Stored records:
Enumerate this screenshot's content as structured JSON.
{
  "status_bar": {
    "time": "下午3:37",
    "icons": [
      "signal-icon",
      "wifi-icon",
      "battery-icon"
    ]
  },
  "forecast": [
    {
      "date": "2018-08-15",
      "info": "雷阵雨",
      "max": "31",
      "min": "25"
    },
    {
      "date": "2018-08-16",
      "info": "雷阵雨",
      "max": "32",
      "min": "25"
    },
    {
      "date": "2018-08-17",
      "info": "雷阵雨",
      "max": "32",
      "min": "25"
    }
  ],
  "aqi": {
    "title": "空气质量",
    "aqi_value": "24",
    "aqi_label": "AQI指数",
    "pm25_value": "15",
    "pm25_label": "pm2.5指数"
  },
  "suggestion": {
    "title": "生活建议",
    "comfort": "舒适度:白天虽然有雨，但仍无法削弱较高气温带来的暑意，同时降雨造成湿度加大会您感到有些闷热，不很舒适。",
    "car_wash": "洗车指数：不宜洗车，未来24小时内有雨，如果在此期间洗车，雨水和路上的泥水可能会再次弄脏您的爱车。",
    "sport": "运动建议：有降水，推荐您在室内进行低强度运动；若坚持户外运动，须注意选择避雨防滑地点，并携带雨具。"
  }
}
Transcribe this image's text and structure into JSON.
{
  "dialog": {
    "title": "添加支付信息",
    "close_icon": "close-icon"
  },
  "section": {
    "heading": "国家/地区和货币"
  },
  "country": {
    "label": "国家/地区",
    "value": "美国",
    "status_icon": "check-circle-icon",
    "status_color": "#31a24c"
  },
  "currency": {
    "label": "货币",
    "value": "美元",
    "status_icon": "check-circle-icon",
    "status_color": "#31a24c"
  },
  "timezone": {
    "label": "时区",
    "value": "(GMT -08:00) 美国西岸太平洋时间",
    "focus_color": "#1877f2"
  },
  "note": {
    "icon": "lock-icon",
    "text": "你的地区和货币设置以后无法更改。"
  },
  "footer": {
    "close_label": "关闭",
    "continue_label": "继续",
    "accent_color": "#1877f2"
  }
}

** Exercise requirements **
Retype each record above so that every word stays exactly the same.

** Written reply **
Enumerate this screenshot's content as structured JSON.
{
  "status_bar": {
    "time": "下午3:37",
    "icons": [
      "signal-icon",
      "wifi-icon",
      "battery-icon"
    ]
  },
  "forecast": [
    {
      "date": "2018-08-15",
      "info": "雷阵雨",
      "max": "31",
      "min": "25"
    },
    {
      "date": "2018-08-16",
      "info": "雷阵雨",
      "max": "32",
      "min": "25"
    },
    {
      "date": "2018-08-17",
      "info": "雷阵雨",
      "max": "32",
      "min": "25"
    }
  ],
  "aqi": {
    "title": "空气质量",
    "aqi_value": "24",
    "aqi_label": "AQI指数",
    "pm25_value": "15",
    "pm25_label": "pm2.5指数"
  },
  "suggestion": {
    "title": "生活建议",
    "comfort": "舒适度:白天虽然有雨，但仍无法削弱较高气温带来的暑意，同时降雨造成湿度加大会您感到有些闷热，不很舒适。",
    "car_wash": "洗车指数：不宜洗车，未来24小时内有雨，如果在此期间洗车，雨水和路上的泥水可能会再次弄脏您的爱车。",
    "sport": "运动建议：有降水，推荐您在室内进行低强度运动；若坚持户外运动，须注意选择避雨防滑地点，并携带雨具。"
  }
}
Transcribe this image's text and structure into JSON.
{
  "dialog": {
    "title": "添加支付信息",
    "close_icon": "close-icon"
  },
  "section": {
    "heading": "国家/地区和货币"
  },
  "country": {
    "label": "国家/地区",
    "value": "美国",
    "status_icon": "check-circle-icon",
    "status_color": "#31a24c"
  },
  "currency": {
    "label": "货币",
    "value": "美元",
    "status_icon": "check-circle-icon",
    "status_color": "#31a24c"
  },
  "timezone": {
    "label": "时区",
    "value": "(GMT -08:00) 美国西岸太平洋时间",
    "focus_color": "#1877f2"
  },
  "note": {
    "icon": "lock-icon",
    "text": "你的地区和货币设置以后无法更改。"
  },
  "footer": {
    "close_label": "关闭",
    "continue_label": "继续",
    "accent_color": "#1877f2"
  }
}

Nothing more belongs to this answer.